I recently read a TED Book review on “Our Virtual Shadow” by Damon Brown. In this book Damon talks about how documenting our lives online can prevent us from actually living in the moment, i.e., we may update Facebook or tweet on Twitter about a special event that we are experiencing here and now, but by doing so we are significantly distracted from the moment and therefore we do not get the full experience that we otherwise would have done without social media providing a distraction. I think this is a very valid point, I have often said that very same thing! Sometimes after an event I look back and wish that I had not used social media to ‘document’ the occurrence because I feel like it made me miss out on some of the experience.

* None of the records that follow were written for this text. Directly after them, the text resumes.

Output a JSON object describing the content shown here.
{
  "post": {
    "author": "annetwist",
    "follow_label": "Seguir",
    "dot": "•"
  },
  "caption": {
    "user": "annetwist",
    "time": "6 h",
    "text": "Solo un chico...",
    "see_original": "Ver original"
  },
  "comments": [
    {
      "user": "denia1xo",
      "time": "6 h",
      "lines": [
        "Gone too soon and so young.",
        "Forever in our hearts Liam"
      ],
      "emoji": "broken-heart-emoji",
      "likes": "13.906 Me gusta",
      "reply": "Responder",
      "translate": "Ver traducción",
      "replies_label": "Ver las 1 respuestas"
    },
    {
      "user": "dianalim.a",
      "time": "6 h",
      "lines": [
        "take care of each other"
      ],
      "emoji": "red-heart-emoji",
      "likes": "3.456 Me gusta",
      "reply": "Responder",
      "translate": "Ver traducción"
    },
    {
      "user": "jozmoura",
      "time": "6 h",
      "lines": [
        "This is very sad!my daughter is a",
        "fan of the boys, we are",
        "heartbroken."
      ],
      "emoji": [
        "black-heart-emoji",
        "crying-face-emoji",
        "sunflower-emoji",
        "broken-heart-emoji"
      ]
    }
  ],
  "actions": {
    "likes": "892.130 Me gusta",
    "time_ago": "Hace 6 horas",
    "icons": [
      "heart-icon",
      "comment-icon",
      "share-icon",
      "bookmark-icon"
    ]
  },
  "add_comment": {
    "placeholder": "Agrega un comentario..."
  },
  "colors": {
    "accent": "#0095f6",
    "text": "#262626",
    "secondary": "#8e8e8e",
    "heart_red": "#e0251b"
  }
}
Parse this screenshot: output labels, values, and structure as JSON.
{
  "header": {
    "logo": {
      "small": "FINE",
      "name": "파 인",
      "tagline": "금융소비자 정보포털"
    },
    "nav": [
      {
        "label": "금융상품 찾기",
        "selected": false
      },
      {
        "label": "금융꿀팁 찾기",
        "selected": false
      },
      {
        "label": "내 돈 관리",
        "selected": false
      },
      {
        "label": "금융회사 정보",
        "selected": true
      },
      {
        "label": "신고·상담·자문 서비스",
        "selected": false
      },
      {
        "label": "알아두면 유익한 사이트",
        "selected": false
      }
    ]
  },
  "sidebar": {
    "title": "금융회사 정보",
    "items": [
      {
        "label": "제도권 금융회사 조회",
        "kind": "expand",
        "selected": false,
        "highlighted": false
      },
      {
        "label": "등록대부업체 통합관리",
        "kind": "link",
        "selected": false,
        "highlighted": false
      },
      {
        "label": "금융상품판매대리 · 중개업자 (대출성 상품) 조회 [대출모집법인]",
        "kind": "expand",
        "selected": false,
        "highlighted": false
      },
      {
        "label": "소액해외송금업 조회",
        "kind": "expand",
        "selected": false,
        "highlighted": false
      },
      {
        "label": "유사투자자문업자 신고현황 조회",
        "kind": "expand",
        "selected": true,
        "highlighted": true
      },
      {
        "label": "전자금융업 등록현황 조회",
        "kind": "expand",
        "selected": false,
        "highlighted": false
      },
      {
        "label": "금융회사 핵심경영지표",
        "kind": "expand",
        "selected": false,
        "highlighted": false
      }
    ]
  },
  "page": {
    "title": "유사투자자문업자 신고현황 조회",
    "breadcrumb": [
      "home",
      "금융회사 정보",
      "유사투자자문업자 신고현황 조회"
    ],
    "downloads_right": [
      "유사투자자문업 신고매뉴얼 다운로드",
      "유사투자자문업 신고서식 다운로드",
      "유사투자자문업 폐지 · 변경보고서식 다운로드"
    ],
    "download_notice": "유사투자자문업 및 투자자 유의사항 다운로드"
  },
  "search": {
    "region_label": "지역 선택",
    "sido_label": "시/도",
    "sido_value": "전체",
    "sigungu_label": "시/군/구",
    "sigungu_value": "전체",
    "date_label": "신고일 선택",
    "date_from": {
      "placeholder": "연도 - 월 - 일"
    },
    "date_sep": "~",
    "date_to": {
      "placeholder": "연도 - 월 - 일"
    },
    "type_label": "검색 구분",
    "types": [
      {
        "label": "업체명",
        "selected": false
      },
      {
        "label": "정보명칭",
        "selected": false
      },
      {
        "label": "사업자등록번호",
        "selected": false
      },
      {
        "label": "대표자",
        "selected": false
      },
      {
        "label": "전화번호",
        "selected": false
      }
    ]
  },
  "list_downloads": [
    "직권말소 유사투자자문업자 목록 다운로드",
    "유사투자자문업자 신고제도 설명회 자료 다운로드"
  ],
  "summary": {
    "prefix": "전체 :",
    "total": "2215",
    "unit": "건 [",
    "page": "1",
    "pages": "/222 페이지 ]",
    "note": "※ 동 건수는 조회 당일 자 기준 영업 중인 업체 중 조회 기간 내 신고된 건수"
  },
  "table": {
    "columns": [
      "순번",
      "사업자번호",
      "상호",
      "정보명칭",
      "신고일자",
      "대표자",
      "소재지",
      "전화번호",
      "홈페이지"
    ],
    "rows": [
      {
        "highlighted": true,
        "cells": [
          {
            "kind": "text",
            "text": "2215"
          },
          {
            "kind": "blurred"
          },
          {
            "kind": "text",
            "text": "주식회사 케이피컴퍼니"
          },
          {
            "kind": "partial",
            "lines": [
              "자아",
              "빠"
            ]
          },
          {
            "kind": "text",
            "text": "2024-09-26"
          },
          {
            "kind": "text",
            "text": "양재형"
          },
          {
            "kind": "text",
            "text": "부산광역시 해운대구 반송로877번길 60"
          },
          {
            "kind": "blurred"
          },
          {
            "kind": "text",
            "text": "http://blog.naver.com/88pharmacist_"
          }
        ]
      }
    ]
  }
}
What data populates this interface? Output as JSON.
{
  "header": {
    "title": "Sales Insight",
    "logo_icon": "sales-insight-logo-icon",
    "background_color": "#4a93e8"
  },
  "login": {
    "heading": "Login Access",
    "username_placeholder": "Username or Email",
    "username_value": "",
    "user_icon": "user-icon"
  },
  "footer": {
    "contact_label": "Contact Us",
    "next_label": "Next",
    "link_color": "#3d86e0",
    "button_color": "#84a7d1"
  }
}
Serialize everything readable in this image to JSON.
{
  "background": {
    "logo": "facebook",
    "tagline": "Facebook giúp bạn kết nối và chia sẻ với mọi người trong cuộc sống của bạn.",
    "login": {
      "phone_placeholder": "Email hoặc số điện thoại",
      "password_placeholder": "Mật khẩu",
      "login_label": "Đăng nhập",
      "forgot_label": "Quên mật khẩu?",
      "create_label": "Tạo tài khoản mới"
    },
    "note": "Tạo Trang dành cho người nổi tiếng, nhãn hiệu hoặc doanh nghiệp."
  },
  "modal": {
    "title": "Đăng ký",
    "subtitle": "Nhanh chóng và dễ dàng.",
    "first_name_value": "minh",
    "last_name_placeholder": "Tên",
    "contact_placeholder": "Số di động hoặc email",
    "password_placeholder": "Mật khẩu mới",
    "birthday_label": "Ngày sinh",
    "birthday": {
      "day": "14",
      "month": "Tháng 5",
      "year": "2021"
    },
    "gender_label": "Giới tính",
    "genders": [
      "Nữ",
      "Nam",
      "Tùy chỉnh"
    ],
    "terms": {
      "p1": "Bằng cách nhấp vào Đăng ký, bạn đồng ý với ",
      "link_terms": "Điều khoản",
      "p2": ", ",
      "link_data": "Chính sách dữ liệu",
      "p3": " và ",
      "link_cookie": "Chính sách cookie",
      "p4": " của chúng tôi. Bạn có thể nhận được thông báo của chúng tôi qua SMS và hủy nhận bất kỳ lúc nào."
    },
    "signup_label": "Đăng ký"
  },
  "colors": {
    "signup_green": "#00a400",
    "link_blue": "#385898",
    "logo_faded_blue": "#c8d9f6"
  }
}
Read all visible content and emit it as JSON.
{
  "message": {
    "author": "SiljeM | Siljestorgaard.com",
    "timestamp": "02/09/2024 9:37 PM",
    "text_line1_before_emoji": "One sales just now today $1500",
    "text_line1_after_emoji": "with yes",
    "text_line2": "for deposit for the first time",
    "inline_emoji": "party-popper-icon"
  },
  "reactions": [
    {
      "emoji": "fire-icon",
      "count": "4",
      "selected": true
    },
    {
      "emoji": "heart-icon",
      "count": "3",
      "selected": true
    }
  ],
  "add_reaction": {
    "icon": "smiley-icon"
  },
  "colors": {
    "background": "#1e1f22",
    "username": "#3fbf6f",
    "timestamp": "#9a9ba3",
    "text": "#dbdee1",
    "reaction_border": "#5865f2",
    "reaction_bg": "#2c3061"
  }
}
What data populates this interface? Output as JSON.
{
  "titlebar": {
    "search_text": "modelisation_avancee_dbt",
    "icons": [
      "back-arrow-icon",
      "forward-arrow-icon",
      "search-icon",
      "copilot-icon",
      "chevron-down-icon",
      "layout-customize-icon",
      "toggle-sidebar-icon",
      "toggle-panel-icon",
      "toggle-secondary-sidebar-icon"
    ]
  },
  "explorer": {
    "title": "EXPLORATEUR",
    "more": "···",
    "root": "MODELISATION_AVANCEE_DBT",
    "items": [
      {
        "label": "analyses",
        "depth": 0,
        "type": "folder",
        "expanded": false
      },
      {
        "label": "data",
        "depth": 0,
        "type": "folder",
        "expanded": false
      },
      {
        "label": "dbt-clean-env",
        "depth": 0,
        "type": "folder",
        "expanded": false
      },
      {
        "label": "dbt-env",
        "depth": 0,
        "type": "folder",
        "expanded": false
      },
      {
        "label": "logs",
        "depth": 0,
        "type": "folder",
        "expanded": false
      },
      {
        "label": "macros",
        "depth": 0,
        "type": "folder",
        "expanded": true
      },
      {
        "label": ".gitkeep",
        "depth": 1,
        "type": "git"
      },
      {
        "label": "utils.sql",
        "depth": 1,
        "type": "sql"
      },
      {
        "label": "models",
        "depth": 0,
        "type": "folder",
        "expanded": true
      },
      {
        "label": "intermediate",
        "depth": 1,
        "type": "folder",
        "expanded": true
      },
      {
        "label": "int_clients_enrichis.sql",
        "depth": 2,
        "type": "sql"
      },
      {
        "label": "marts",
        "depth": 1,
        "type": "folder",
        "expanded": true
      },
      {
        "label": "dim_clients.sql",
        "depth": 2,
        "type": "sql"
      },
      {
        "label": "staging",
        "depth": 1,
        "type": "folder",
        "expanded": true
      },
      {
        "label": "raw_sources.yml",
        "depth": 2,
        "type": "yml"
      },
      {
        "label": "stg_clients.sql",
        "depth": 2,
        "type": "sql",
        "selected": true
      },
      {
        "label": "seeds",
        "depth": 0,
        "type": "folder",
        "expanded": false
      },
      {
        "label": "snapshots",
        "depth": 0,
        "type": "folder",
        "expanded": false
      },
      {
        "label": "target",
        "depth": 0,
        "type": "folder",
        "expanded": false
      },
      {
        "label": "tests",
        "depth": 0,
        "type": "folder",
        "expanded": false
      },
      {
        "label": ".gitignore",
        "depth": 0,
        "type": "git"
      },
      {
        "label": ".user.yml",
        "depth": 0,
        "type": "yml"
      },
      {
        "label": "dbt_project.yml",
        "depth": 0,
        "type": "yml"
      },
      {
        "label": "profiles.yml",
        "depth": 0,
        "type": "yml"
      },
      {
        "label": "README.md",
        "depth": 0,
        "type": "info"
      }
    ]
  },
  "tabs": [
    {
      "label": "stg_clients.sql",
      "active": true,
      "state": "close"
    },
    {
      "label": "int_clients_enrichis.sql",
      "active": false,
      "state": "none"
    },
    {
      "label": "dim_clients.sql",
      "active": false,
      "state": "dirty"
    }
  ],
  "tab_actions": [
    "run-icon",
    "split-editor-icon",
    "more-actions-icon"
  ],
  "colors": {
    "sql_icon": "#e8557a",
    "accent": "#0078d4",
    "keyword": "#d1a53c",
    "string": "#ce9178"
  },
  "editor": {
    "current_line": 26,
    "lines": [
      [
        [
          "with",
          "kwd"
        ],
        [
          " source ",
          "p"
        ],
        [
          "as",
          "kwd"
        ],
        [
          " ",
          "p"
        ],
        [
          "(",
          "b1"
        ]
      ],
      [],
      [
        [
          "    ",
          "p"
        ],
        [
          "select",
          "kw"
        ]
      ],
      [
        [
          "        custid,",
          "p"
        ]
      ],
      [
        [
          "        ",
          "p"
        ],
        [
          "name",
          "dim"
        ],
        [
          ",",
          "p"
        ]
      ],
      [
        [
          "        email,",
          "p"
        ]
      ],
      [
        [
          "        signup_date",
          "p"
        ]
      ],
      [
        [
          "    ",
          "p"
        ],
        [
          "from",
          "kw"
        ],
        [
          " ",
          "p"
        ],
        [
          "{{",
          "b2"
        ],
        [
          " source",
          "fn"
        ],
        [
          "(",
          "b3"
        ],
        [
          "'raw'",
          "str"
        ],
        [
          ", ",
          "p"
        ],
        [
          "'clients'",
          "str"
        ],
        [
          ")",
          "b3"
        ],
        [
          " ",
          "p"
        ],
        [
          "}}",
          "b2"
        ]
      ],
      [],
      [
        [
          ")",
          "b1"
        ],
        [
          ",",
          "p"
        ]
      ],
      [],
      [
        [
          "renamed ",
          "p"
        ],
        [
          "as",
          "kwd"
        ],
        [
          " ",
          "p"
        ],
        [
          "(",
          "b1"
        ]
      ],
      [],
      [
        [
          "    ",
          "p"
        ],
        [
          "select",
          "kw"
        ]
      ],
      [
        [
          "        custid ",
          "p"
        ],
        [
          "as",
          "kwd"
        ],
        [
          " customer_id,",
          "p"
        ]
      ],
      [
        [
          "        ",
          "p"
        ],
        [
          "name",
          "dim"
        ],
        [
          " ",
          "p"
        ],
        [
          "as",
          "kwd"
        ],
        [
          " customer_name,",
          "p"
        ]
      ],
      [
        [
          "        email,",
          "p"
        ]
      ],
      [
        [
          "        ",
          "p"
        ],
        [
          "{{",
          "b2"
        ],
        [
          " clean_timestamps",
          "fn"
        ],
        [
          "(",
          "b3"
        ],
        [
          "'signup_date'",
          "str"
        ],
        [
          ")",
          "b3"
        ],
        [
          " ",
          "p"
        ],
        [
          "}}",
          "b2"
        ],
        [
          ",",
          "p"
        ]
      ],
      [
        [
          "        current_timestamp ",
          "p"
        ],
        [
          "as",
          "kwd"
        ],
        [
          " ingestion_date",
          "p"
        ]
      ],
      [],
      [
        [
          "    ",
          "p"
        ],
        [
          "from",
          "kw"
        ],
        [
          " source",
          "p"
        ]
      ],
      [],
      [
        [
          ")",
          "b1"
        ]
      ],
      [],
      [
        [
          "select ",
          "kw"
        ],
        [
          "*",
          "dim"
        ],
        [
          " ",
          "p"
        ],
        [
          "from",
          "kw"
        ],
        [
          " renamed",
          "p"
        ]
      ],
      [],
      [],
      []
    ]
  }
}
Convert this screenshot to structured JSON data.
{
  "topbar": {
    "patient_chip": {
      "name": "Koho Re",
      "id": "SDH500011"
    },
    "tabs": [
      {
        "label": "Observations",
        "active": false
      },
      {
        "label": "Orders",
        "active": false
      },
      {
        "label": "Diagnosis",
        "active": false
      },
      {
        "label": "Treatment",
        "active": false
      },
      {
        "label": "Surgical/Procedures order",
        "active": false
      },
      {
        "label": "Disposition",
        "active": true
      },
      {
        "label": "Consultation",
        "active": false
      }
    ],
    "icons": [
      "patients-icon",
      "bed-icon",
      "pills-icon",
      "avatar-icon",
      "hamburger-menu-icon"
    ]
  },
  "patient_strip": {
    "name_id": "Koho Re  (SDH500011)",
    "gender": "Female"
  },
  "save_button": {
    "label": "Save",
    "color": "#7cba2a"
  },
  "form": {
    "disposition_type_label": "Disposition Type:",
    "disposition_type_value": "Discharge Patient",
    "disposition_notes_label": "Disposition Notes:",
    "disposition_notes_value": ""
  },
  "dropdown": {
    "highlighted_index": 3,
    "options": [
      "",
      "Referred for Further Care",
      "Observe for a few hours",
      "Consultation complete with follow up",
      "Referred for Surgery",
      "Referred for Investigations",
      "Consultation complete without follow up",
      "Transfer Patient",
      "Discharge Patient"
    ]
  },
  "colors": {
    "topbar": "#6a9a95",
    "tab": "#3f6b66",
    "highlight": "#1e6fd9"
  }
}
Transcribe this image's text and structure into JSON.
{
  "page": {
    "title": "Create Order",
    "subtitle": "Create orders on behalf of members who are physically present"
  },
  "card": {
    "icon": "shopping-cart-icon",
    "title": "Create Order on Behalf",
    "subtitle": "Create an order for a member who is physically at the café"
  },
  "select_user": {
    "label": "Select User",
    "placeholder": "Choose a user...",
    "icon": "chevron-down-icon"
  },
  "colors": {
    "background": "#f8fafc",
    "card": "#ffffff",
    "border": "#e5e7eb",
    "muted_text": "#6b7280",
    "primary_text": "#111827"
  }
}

I sometimes find the same when it comes to taking photographs, as a keen amateur photographer, I often want to photograph everything that I deem to be special – however on several occasions this has made me feel like I was not present in the moment. Being on the other side of the lens is similar to updating social media, it creates a distance between us and the event. Take for example, firework displays. Although a great photo opportunity, I have came to the conclusion that I will no longer use my camera at these events as inevitably I reach the end of the display feeling like I missed out on the atmosphere.
You can imagine how devastating this would be for someone who has documented something really special on social media instead of staying present in the moment, for example, imagine your child is taking their first wobbly steps. Now imagine you try to video this and post it to Facebook to share your joy with your friends. Is it really worth it? Would it not be much better to stay ‘present’ and savour the moment without the distraction of technology?
Of course, as always there is a trade off involved. We all like to have photographs or other mementos that remind us of special occasions and events. I’m sure many parents would like a video of their child’s first steps. So it is up to us to decide where to draw the line. It is up to you to decide at what point you will use technology to complement your experiences and memories, and at what point you decide that it is stopping you from living in the moment.
Sometimes an occasion is to be lived and experienced with the people who are present and not everyone else on the other side of a computer screen.